Professor Joshua Hood, who teaches graduate and undergraduate Latin courses, recently earned his PhD in Semitics from The Catholic University of America. His dissertation was titled, “Songs of Supplication and Penitence: ʿOnyātā from the Warda Collection in Mingana Syr 214.”

Onyātā are a type of stanzaic hymn used in the liturgies of the East Syriac tradition,” Dr. Hood explains, which is represented today by the Chaldean Catholic Church, the Assyrian Church of the East, the Ancient Church of the East, and some of the churches of India. Gīwargīs Wardā, who wrote most likely in the 13th century, authored many of these hymns as well as a liturgical book. “My dissertation examines those ʿonyātā appointed for the “Rogation of the Ninevites,” a three-day fast that occurs a few weeks before Lent,” Dr. Hood says. “In addition to a Syriac edition of the hymns and an English translation, I have tried to point out Wardā’s creative use of biblical narrative and the apocryphal and traditional stories that inform his retelling of biblical episodes. There are significant points of contact with Jewish and Islamic tradition as well,” he explains.

Professor Hood has studied many ancient and contemporary languages. “I was drawn to medieval Latin Catholicism as a teenager, and studying Latin in college was a natural first step in studying this,” he says. “I soon began studying Greek as well, and when I began graduate school at The Catholic University of America, my interests increasingly shifted ‘eastward’ as I moved from Biblical Studies to Semitics, concentrating in Syriac, but also studying Coptic, Arabic, and Hebrew.”
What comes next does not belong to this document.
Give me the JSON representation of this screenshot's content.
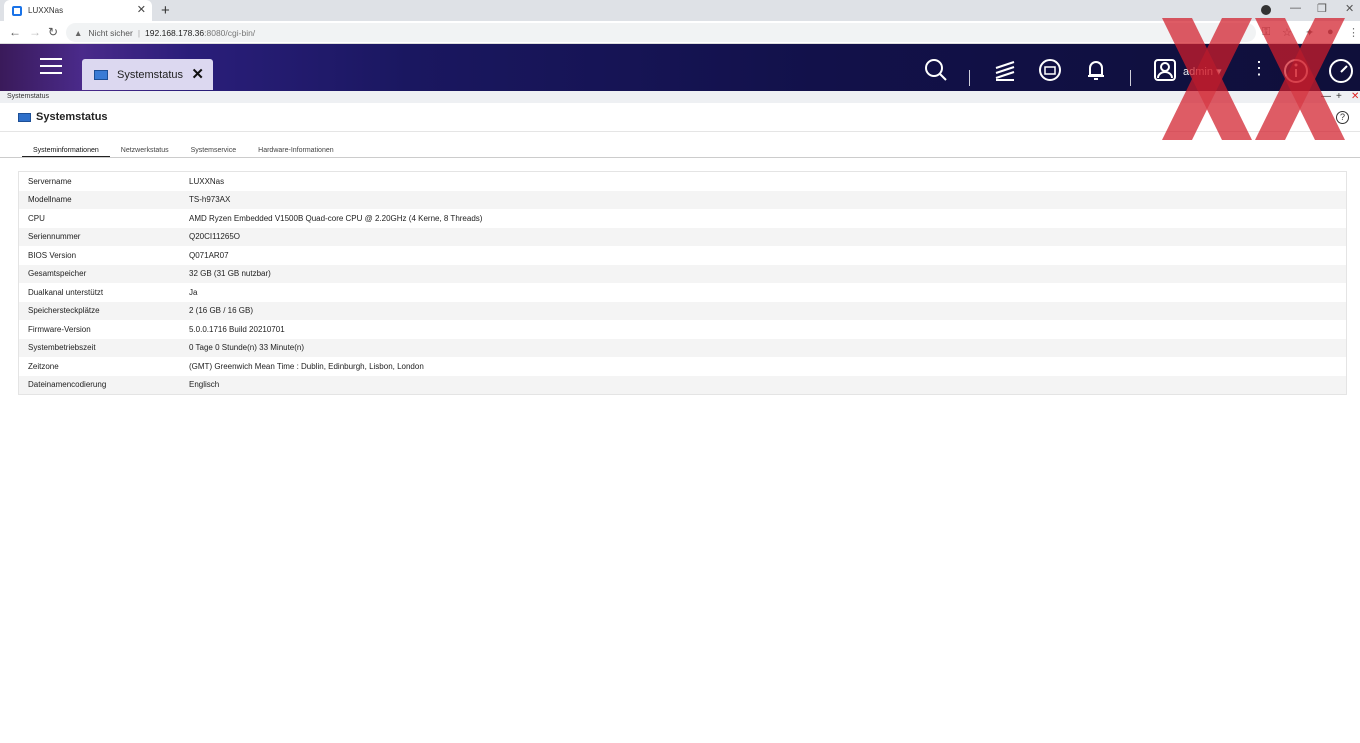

Subjects that particularly interest Dr. Hood include Eastern Christianity, Christian-Jewish-Islamic encounters throughout history, Christian apocrypha, and Syriac and Byzantine liturgy.